▶ [EXERCISE AIM]
The records below need to be repeated exactly, with every picture left out.
═════ EXTRACTED ENTRIES
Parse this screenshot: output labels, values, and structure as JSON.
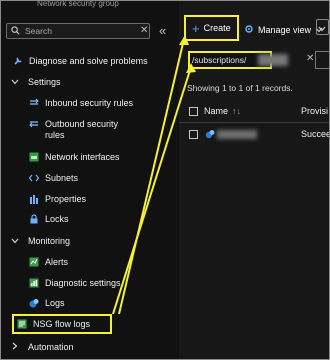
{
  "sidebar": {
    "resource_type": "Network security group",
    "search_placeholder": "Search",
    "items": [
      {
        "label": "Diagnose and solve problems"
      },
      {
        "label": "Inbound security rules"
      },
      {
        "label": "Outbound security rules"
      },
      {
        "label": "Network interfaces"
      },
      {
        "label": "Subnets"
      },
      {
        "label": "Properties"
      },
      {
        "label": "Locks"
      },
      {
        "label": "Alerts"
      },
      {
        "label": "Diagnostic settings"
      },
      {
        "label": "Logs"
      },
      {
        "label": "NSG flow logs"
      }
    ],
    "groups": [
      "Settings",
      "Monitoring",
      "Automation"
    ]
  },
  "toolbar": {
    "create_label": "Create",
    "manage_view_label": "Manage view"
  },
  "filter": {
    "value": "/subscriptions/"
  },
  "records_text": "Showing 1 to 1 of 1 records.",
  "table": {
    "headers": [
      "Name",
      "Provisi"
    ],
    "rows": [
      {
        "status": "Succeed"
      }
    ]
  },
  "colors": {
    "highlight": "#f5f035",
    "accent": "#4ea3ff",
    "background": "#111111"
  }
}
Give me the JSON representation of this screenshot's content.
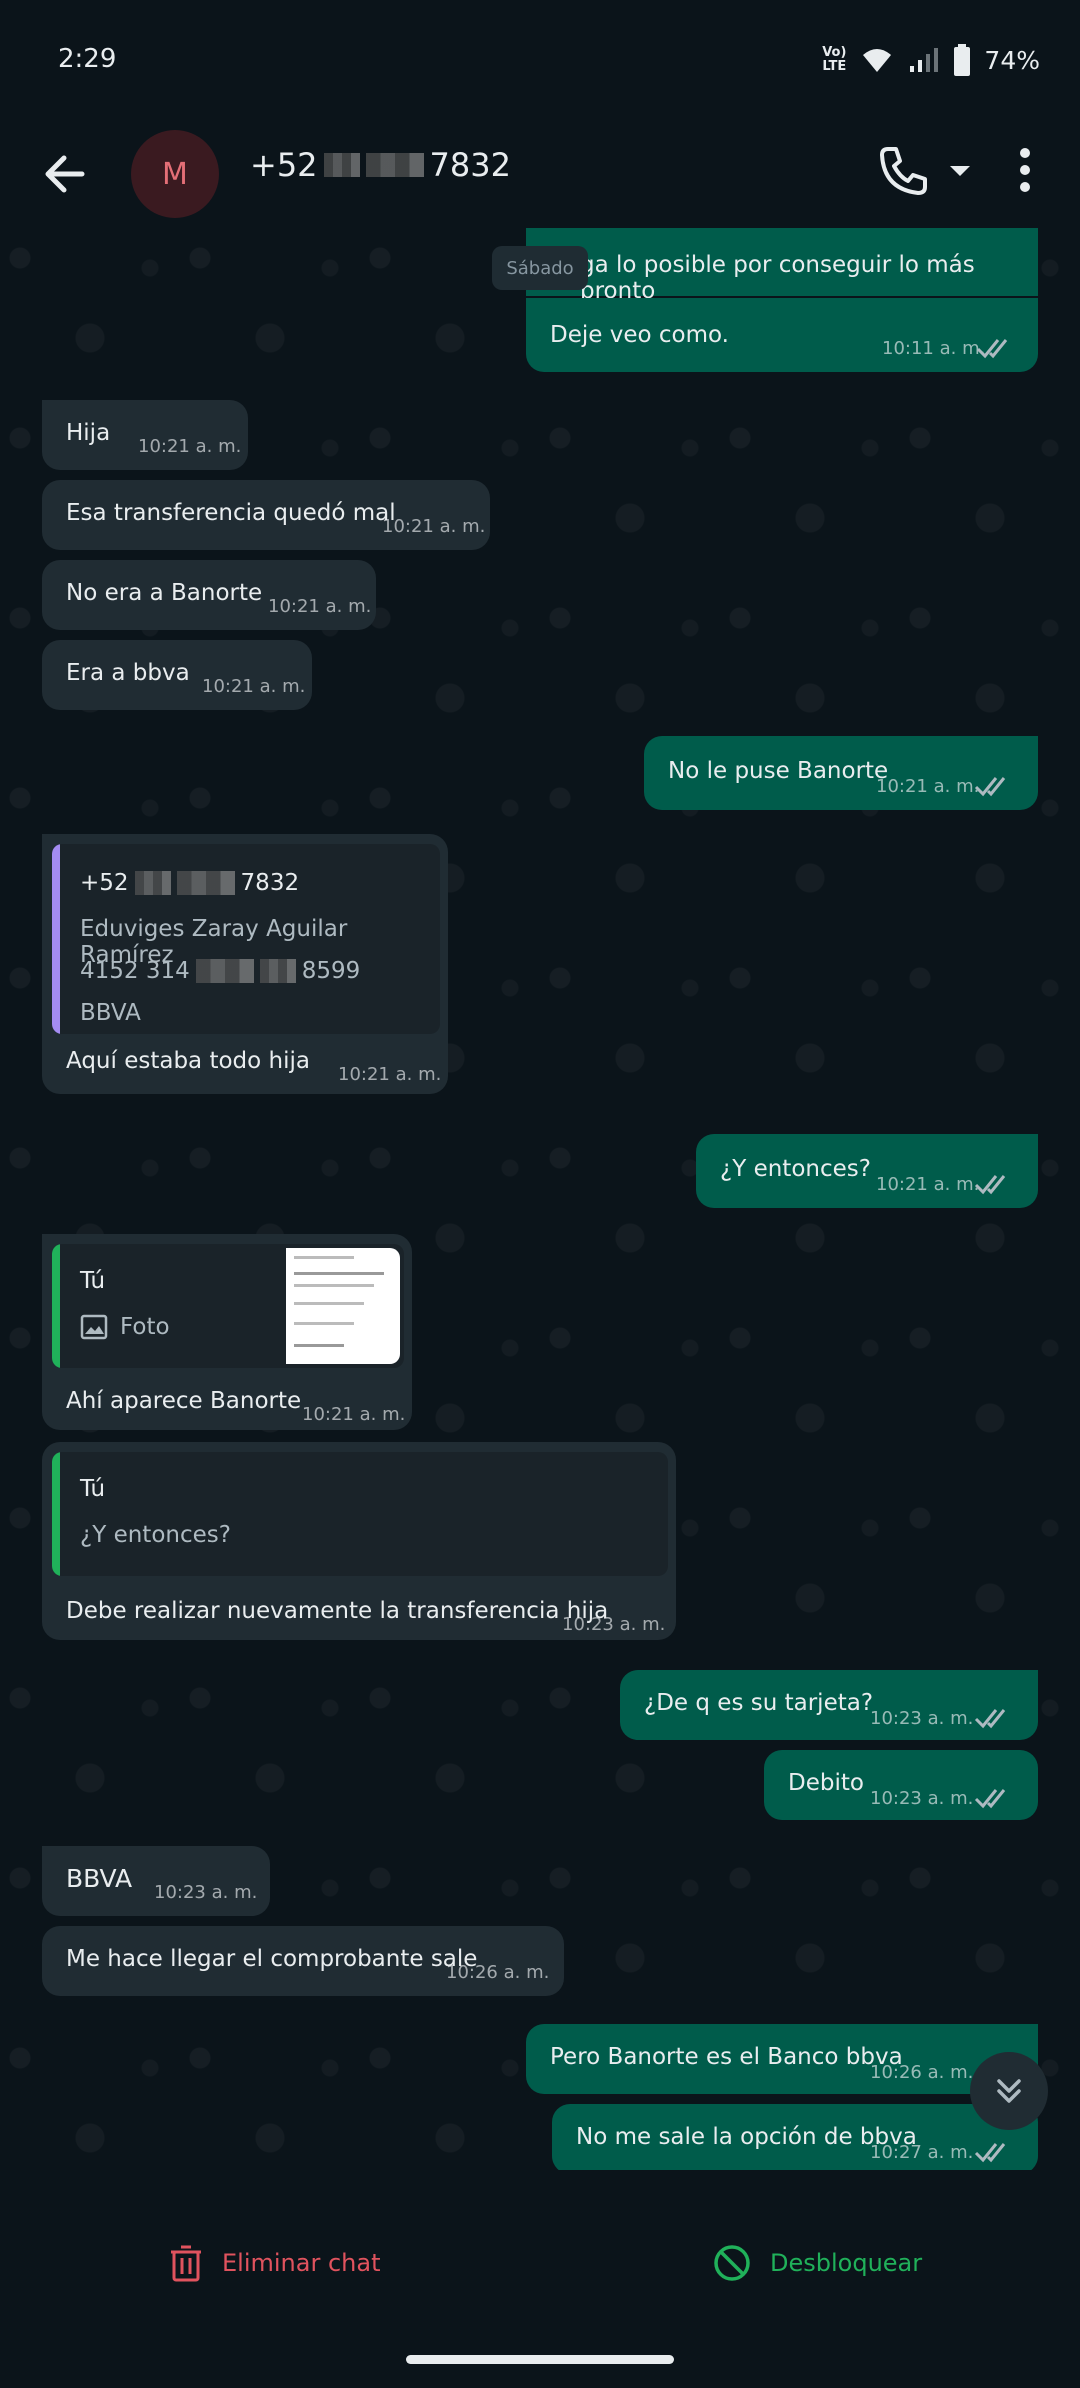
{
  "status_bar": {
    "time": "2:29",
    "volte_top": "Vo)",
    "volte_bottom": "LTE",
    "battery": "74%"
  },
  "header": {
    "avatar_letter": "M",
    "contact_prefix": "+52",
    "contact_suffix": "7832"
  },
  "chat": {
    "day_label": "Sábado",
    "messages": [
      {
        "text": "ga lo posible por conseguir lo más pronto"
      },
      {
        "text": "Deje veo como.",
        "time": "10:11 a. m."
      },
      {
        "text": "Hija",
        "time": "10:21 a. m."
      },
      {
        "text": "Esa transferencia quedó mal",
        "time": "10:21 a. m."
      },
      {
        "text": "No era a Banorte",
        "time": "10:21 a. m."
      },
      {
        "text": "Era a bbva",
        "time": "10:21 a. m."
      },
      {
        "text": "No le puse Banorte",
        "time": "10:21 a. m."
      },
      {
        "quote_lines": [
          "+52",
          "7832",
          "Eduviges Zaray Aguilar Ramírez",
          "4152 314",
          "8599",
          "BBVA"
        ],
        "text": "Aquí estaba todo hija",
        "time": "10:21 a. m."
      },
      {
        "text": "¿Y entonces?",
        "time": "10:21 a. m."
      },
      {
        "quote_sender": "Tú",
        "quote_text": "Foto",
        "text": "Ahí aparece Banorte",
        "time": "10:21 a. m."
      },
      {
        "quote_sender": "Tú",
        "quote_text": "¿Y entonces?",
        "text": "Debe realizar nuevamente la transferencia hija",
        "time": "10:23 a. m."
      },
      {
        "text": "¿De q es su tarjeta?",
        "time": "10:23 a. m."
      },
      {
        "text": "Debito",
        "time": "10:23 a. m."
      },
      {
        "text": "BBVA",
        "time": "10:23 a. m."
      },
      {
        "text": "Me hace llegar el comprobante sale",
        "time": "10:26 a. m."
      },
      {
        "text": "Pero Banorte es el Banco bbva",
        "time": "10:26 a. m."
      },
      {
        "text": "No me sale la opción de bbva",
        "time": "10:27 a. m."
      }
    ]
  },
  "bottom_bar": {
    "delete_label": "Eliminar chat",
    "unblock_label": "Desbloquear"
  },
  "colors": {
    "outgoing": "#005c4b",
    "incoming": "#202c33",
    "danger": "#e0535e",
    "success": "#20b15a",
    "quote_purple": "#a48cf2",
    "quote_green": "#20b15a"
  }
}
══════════
▶ [REPLY TO THE EXERCISE]
Parse this screenshot: output labels, values, and structure as JSON.
{
  "sidebar": {
    "resource_type": "Network security group",
    "search_placeholder": "Search",
    "items": [
      {
        "label": "Diagnose and solve problems"
      },
      {
        "label": "Inbound security rules"
      },
      {
        "label": "Outbound security rules"
      },
      {
        "label": "Network interfaces"
      },
      {
        "label": "Subnets"
      },
      {
        "label": "Properties"
      },
      {
        "label": "Locks"
      },
      {
        "label": "Alerts"
      },
      {
        "label": "Diagnostic settings"
      },
      {
        "label": "Logs"
      },
      {
        "label": "NSG flow logs"
      }
    ],
    "groups": [
      "Settings",
      "Monitoring",
      "Automation"
    ]
  },
  "toolbar": {
    "create_label": "Create",
    "manage_view_label": "Manage view"
  },
  "filter": {
    "value": "/subscriptions/"
  },
  "records_text": "Showing 1 to 1 of 1 records.",
  "table": {
    "headers": [
      "Name",
      "Provisi"
    ],
    "rows": [
      {
        "status": "Succeed"
      }
    ]
  },
  "colors": {
    "highlight": "#f5f035",
    "accent": "#4ea3ff",
    "background": "#111111"
  }
}
Give me the JSON representation of this screenshot's content.
{
  "status_bar": {
    "time": "2:29",
    "volte_top": "Vo)",
    "volte_bottom": "LTE",
    "battery": "74%"
  },
  "header": {
    "avatar_letter": "M",
    "contact_prefix": "+52",
    "contact_suffix": "7832"
  },
  "chat": {
    "day_label": "Sábado",
    "messages": [
      {
        "text": "ga lo posible por conseguir lo más pronto"
      },
      {
        "text": "Deje veo como.",
        "time": "10:11 a. m."
      },
      {
        "text": "Hija",
        "time": "10:21 a. m."
      },
      {
        "text": "Esa transferencia quedó mal",
        "time": "10:21 a. m."
      },
      {
        "text": "No era a Banorte",
        "time": "10:21 a. m."
      },
      {
        "text": "Era a bbva",
        "time": "10:21 a. m."
      },
      {
        "text": "No le puse Banorte",
        "time": "10:21 a. m."
      },
      {
        "quote_lines": [
          "+52",
          "7832",
          "Eduviges Zaray Aguilar Ramírez",
          "4152 314",
          "8599",
          "BBVA"
        ],
        "text": "Aquí estaba todo hija",
        "time": "10:21 a. m."
      },
      {
        "text": "¿Y entonces?",
        "time": "10:21 a. m."
      },
      {
        "quote_sender": "Tú",
        "quote_text": "Foto",
        "text": "Ahí aparece Banorte",
        "time": "10:21 a. m."
      },
      {
        "quote_sender": "Tú",
        "quote_text": "¿Y entonces?",
        "text": "Debe realizar nuevamente la transferencia hija",
        "time": "10:23 a. m."
      },
      {
        "text": "¿De q es su tarjeta?",
        "time": "10:23 a. m."
      },
      {
        "text": "Debito",
        "time": "10:23 a. m."
      },
      {
        "text": "BBVA",
        "time": "10:23 a. m."
      },
      {
        "text": "Me hace llegar el comprobante sale",
        "time": "10:26 a. m."
      },
      {
        "text": "Pero Banorte es el Banco bbva",
        "time": "10:26 a. m."
      },
      {
        "text": "No me sale la opción de bbva",
        "time": "10:27 a. m."
      }
    ]
  },
  "bottom_bar": {
    "delete_label": "Eliminar chat",
    "unblock_label": "Desbloquear"
  },
  "colors": {
    "outgoing": "#005c4b",
    "incoming": "#202c33",
    "danger": "#e0535e",
    "success": "#20b15a",
    "quote_purple": "#a48cf2",
    "quote_green": "#20b15a"
  }
}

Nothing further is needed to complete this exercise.